== Given records ==

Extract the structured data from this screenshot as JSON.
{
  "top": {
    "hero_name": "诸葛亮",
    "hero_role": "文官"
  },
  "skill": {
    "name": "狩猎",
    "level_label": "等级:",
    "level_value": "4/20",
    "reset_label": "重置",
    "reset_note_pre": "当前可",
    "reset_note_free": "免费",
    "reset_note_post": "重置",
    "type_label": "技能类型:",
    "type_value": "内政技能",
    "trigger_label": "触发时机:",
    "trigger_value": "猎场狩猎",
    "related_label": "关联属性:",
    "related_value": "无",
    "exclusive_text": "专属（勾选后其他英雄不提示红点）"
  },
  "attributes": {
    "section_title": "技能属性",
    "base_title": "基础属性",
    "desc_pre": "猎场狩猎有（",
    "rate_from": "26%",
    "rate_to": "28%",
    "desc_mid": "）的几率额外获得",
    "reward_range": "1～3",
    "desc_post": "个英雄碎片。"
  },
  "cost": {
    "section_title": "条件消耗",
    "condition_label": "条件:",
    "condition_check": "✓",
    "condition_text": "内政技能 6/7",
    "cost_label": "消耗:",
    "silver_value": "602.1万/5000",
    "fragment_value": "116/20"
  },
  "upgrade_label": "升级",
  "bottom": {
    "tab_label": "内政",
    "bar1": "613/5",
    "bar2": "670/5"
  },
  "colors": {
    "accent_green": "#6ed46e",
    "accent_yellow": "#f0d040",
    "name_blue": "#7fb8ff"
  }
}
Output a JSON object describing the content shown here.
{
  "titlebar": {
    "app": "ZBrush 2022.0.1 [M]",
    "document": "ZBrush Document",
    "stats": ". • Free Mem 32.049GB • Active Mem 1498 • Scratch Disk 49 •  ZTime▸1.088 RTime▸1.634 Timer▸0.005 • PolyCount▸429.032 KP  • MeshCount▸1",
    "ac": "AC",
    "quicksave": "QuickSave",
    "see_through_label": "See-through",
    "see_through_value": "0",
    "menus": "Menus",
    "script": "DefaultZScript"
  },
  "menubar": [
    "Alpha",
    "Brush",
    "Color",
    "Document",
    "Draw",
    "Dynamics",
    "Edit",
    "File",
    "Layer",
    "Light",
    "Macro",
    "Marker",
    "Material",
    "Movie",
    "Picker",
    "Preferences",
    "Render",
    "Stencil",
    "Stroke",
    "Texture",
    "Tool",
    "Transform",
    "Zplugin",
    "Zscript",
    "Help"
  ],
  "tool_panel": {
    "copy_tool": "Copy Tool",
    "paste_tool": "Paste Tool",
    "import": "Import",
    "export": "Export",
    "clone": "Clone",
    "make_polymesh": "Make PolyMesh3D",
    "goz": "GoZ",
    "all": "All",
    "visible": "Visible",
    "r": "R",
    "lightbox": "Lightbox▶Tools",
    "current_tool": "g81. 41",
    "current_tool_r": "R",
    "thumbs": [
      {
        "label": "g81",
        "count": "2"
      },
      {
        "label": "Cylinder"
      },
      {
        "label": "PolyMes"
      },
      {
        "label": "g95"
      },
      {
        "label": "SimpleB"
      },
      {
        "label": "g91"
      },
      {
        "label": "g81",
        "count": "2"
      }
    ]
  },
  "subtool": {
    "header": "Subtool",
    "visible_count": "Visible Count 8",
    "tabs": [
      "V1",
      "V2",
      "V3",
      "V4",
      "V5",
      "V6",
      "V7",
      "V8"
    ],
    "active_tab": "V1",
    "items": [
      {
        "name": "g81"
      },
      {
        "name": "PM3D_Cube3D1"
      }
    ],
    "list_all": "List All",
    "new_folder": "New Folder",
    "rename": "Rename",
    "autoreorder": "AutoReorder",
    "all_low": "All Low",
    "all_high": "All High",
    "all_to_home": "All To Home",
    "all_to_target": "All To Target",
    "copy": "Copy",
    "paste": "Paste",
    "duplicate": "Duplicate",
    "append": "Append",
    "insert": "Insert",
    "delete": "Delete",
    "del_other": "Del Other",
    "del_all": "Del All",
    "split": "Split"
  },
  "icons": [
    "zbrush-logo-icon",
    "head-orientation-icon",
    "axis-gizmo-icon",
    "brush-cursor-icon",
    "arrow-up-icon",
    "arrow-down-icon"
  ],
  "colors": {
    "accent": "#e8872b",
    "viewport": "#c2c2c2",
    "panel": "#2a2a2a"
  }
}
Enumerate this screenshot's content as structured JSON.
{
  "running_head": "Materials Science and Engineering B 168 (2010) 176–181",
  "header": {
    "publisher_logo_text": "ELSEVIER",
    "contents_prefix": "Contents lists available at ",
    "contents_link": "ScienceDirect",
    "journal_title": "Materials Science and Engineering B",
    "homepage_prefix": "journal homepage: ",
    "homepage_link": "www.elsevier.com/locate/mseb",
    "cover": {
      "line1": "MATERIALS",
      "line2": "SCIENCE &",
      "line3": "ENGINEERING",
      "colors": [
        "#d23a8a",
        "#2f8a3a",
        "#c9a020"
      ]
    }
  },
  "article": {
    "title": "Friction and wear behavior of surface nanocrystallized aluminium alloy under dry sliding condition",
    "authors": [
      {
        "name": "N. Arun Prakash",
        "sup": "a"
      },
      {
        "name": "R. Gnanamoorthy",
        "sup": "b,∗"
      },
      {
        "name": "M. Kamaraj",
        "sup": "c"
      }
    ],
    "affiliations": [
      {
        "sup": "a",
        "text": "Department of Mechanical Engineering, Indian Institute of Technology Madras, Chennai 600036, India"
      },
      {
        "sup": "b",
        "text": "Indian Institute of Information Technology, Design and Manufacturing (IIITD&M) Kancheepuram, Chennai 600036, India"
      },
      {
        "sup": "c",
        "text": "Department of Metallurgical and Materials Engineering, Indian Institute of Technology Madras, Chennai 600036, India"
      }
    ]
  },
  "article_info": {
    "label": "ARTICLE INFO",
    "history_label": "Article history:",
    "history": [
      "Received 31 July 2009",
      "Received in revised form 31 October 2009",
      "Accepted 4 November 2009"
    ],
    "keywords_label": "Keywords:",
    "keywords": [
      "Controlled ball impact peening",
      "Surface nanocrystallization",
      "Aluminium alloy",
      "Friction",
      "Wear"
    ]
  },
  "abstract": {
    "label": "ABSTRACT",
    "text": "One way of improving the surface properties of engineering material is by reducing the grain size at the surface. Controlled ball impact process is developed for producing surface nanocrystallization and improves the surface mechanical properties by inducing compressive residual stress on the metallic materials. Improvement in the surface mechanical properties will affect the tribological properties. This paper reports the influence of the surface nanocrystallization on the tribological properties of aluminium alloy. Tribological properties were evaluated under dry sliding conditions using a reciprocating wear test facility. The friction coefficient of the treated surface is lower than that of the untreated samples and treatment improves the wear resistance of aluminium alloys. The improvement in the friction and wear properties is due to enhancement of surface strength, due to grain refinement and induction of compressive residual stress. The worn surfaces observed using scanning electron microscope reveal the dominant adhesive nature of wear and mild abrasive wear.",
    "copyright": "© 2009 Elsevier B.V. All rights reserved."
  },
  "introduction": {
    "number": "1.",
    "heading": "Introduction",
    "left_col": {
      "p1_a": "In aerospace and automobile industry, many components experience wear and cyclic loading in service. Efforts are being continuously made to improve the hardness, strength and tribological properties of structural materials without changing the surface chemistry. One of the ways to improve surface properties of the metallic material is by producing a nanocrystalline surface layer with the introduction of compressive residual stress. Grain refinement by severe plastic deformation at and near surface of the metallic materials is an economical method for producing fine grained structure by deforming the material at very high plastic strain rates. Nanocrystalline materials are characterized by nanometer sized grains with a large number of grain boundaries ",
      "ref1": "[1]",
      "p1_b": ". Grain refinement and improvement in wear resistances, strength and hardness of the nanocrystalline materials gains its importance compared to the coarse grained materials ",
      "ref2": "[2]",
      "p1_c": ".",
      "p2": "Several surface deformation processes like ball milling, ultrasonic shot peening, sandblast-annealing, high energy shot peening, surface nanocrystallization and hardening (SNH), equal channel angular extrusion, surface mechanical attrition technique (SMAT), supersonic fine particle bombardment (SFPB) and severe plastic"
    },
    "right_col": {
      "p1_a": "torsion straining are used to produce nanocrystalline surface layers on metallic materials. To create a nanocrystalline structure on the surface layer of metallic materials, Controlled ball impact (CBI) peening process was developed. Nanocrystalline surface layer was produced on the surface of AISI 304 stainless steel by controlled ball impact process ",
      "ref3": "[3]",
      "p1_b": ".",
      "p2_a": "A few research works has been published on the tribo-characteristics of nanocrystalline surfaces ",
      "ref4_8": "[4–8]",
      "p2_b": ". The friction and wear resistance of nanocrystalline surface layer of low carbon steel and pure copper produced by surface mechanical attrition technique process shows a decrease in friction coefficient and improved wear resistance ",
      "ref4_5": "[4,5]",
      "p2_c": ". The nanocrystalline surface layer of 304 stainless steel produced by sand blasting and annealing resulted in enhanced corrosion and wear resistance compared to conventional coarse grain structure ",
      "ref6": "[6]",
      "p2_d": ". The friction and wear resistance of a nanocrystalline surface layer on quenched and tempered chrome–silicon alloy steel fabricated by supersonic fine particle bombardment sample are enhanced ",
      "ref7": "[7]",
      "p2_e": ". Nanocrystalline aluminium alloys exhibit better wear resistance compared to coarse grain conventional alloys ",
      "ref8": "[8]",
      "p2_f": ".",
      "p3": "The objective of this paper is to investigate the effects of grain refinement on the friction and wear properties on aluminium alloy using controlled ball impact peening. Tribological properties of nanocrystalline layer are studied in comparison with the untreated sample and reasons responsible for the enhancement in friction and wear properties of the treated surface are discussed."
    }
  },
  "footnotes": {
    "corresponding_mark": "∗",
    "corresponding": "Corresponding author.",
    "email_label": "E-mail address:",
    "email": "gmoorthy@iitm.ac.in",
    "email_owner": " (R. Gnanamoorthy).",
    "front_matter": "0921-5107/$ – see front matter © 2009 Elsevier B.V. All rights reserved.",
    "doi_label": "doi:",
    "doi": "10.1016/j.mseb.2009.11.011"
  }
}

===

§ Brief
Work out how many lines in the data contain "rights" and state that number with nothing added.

§ Your response
2